So when I say that you should make positive changes in your life “starting with the obvious stuff,” what do I mean by that?
In my own life this meant that I had to quit drugs and alcohol. After I did that, there were still more obvious changes to be made. One was that I was still smoking cigarettes, so that had to go. This is what I mean by “obvious.” If you want to have a healthy spirit then you might start with the idea of having a healthy body. Having one can lend itself toward nurturing the other. I never would have believed that ten years ago, but then something interesting happened…..I got into shape. Now I know better.
My lack of physical activity in my life was another thing that was obvious to other people but I never thought it was important. Enough people convinced me to start exercising and suddenly it took hold of me and I saw how important it was to my own sobriety. Again, this may not be true for every person and perhaps for you there will be something else that turns out to be important to your own personal path (yoga, meditation, tai chi, cycling, swimming, etc).
I had some positive goals in my life that I wanted to achieve that were being held back by some of these “obvious” changes that I needed to make first. I had to go through what I went through in order to get to where I am at now. This meant that I had to go through the pain and discipline of building up my mileage as a runner before I could later have the discipline that it took to build a successful business and quit my day job. I had to experience the discipline that it took to get clean and sober so that I could later have the discipline to be able to put down cigarettes. Each growth experience that I had in early recovery set me up for future growth experiences that would build on the ones that came before.

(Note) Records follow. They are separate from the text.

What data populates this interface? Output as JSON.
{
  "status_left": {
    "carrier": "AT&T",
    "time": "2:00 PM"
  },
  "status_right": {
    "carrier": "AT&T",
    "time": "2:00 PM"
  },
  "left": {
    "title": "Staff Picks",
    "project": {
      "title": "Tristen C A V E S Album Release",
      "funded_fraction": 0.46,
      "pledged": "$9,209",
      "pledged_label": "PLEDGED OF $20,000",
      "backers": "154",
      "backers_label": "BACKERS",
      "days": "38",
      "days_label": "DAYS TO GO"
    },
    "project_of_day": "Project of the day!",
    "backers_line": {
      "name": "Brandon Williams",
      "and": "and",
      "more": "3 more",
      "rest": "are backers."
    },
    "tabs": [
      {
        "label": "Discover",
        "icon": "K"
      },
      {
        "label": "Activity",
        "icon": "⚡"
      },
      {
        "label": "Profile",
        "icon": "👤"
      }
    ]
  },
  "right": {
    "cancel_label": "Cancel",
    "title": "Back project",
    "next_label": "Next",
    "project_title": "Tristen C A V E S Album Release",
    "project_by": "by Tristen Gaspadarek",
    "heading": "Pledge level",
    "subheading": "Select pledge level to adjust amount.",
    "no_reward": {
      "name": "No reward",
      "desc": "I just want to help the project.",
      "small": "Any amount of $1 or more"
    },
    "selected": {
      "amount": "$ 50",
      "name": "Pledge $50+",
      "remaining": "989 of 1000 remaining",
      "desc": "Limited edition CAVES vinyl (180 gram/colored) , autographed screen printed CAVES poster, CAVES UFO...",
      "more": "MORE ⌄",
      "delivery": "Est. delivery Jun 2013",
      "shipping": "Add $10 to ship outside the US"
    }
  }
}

In my opinion this is what real spiritual growth is all about–learning new things about how to become a better person, and then applying those lessons to create even more positive changes in your life. Learning and personal growth can become a skill, one that you continue to practice over and over again.
Most of what we think of as being “spiritual” (religious traditions, rituals, prayer and meditation) is all just sort of a backdrop to the idea that we should be trying to learn and to grow our spirit. The backdrop is what gives it all meaning and purpose, but that is not what we necessarily need in order to grow our spirit. What we need is to take positive action, to become a better person, to grow in ways that allows us to reach out and help others.
The important thing is the learning, the growth, the positive action, the transformation into a better person. All of the other “spiritual” stuff is just a backdrop for all of this positive change. When we talk of spirituality, we should focus on growing our spirit…not on the rituals and the traditions and all of that stuff from our past that clings to the word “spiritual.”
Stop worrying that you are not spiritual enough and instead try to become a better person in recovery
So ultimately I had to stop worrying about my spiritual quest and my spiritual journey and instead I had to start focusing on taking positive action.
When I did that (and continued to do that) everything started to fall into place in my life. I was excited to face new challenges because it was all an opportunity to become a better person, to improve my life, and to deepen my experience.
Recovery is created through positive action and positive changes. Spirituality is simply how those changes affect our spirit. The important thing, therefore, is not to “be more spiritual.” The important thing is to keep making positive changes, and this will then nurture your spirit.